This is the second part of ORION’s blog series, Cloud Adoption, about cloud technology and its adoption in Ontario’s research, education and innovation industries and enterprises.
The cloud. Google has about 1.1 billion search results on the subject – no doubt a hot topic for technology leaders in the 21st century – so we asked chief information officer at Perimeter Institute for Theoretical Physics, Ben Davies, to share his views on implementing cloud technology. Should we use a hybrid model? Why is the cloud so important, and to whom? Think of this as a reality check with an in-house expert.
Is cloud architecture the new normal?
Technology leaders have been following the maturation of the cloud services industry closely but, until recently, these offerings have been very focused and limited. In the last few years, however, cloud services have proliferated and matured quickly to the point that they have become a viable alternative to extend and potentially replace existing enterprise architectures. So the “buy vs build” discussion is quickly being replaced by “rent vs buy vs build”.
The promise of economies of scale and plug-and-play capabilities is compelling to business and technology leaders alike. Not only do cloud services eliminate significant upfront capital costs and installation headaches, but they reduce the risks of acquisition by allowing firms to effectively pilot new systems and transition these pilots to fully operational systems. By eliminating installation requirements and environmental dependencies, pilots can concentrate on data, process, and feature configuration, shifting the focus to solution effectiveness vs. environmental compatibility.
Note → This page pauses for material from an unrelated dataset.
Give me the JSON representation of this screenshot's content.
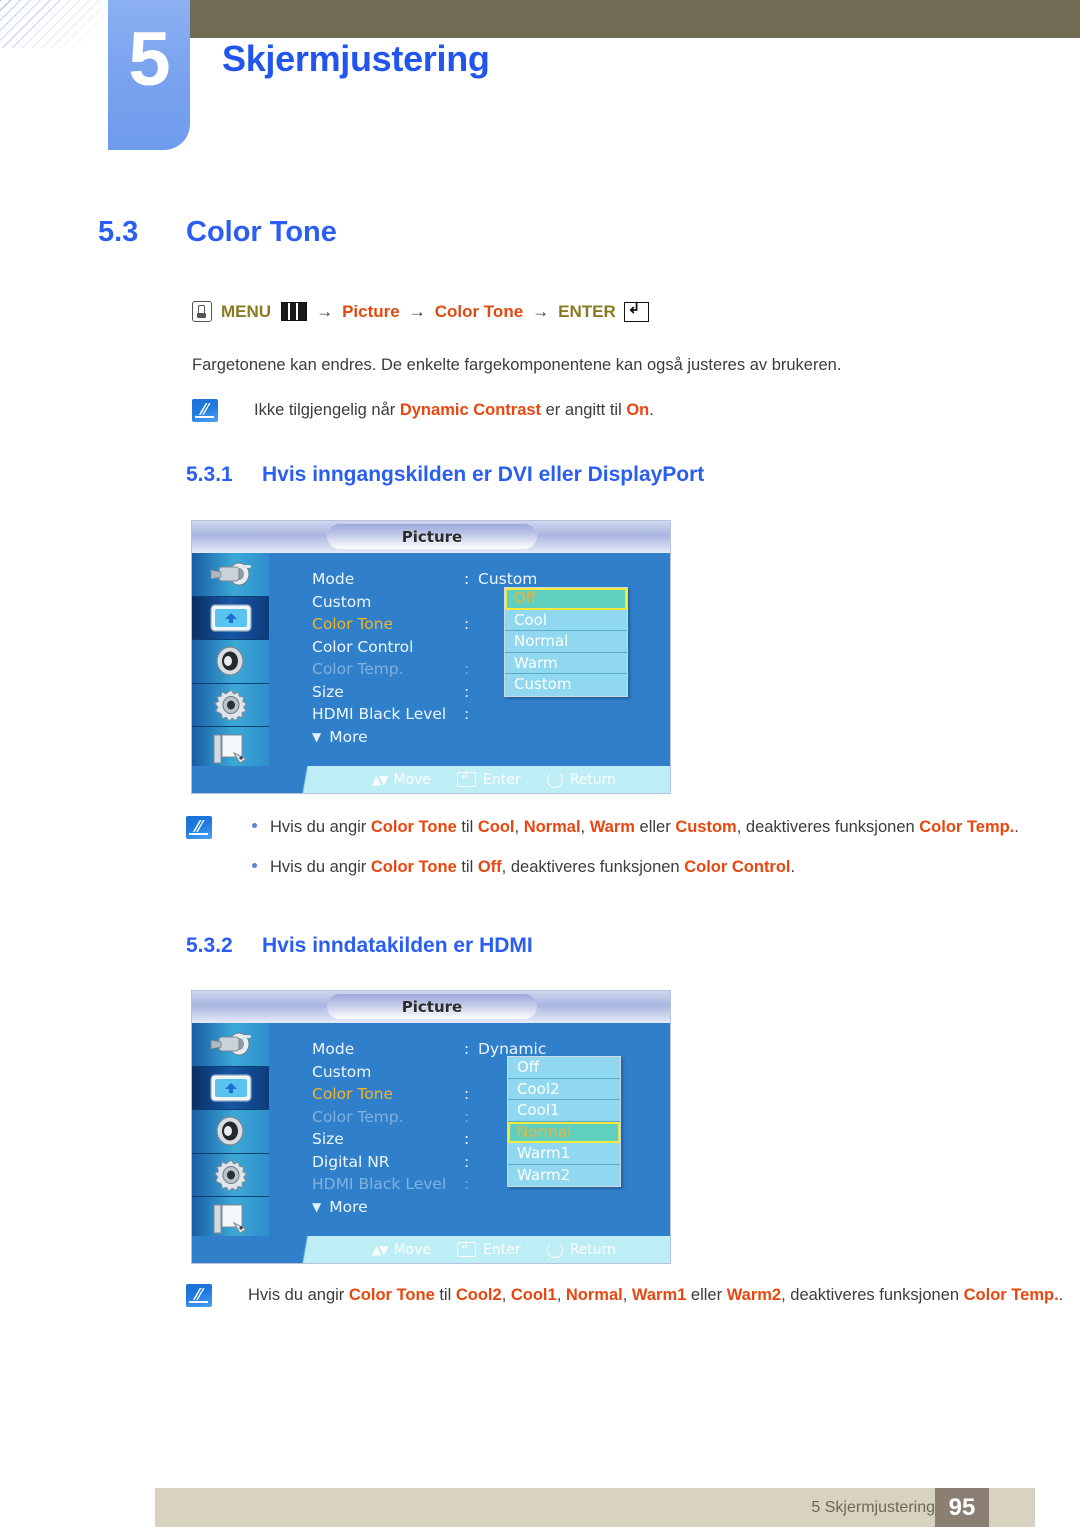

What has been your observation with the effectiveness of hybrid solutions, which combines private and public cloud services in one environment? Who would this be ideal for? Who would it be less ideal for?
I believe hybrid solutions will ultimately be the dominant architecture of IT in the near future. There is much discussion now about hybrid vs. private cloud and that’s an important decision for many organizations. Yet, even where private cloud is preferred, it is likely that specific services that are deemed non-critical, department specific, or less sensitive, may be provisioned by cloud services. As soon as this door is opened, organizations are confronted with most of the issues involved in supporting a hybrid cloud architecture. For example, there will be a need to manage identity and authentication, data integration, and possibly backup and archiving for external services.
The hallmarks of a hybrid solution are the need to knit together disparate systems and data sets into a coherent architecture. So moving to cloud services – whether private or hybrid – will likely incur a need to develop an architecture and approach for providing federated identity management, an integration framework or service to support cross-application data integration and process management, and similar approaches to address data backup, archival and migration needs to name a few.
What are the obstacles and challenges of going to the cloud?
There is still a wide disparity in the maturity of the services provided in the cloud and, surprisingly perhaps, the scale and age of the vendor is no indicator as to the quality of its offerings. One of the more compelling promises of the cloud is that organizations can move to a utility computing model where pricing is consistent, simple, scalable and incremental. However, many vendors still fail to delivery on the promise of true (up and down) scalability and utility pricing models are often still hostage to legacy pricing models that are a poor fit for their offerings.
So the lesson here is that it’s still the Wild West. You need to do your research to ensure that moving into the cloud will bring the benefits that you seek.
Having a clear-eyed view of the broader business benefits of such a move is a critical first step. A strategy that identifies a cloud architecture as a fundamental part of its ecosystem will have a much stronger chance of success than incremental attempts to garner specific benefits through incremental cloud investments.
Executives have varying levels of familiarity with cloud computing. What are some ways that leadership can better equip themselves with understanding this technology; how can it have an impact on their organization?
All the top business magazines and web sites dedicate significant space to technology today so there is a solid baseline of good, current information readily available for a business audience with the time to consume it. That said, this is a huge and highly dynamic industry filled with so much jargon that even IT leaders struggle to keep up. So I believe that the best way that business leaders can stay on top of the information they need to make good technology decisions is to consult their staff.
The good news is that because technology is so ubiquitous today, expertise has grown beyond the walls of the IT department to include important specialists in most other departments. There are more technology experts in the organization now than ever and they are spread more evenly through the organization which means that business leaders have multiple sources of expertise that they can draw on to make critical decisions.
The new challenge for business leaders is to balance the functional expertise that business units can provide with the technology parameters that technology departments must set to ensure a cohesive and supportable environment. In that sense, it is incumbent on technology leaders to create and communicate an architecture and technical vision that assists business leaders to leverage internal expertise and new and changing technology acquisition and operational models like the cloud to create strategic advantage for their companies.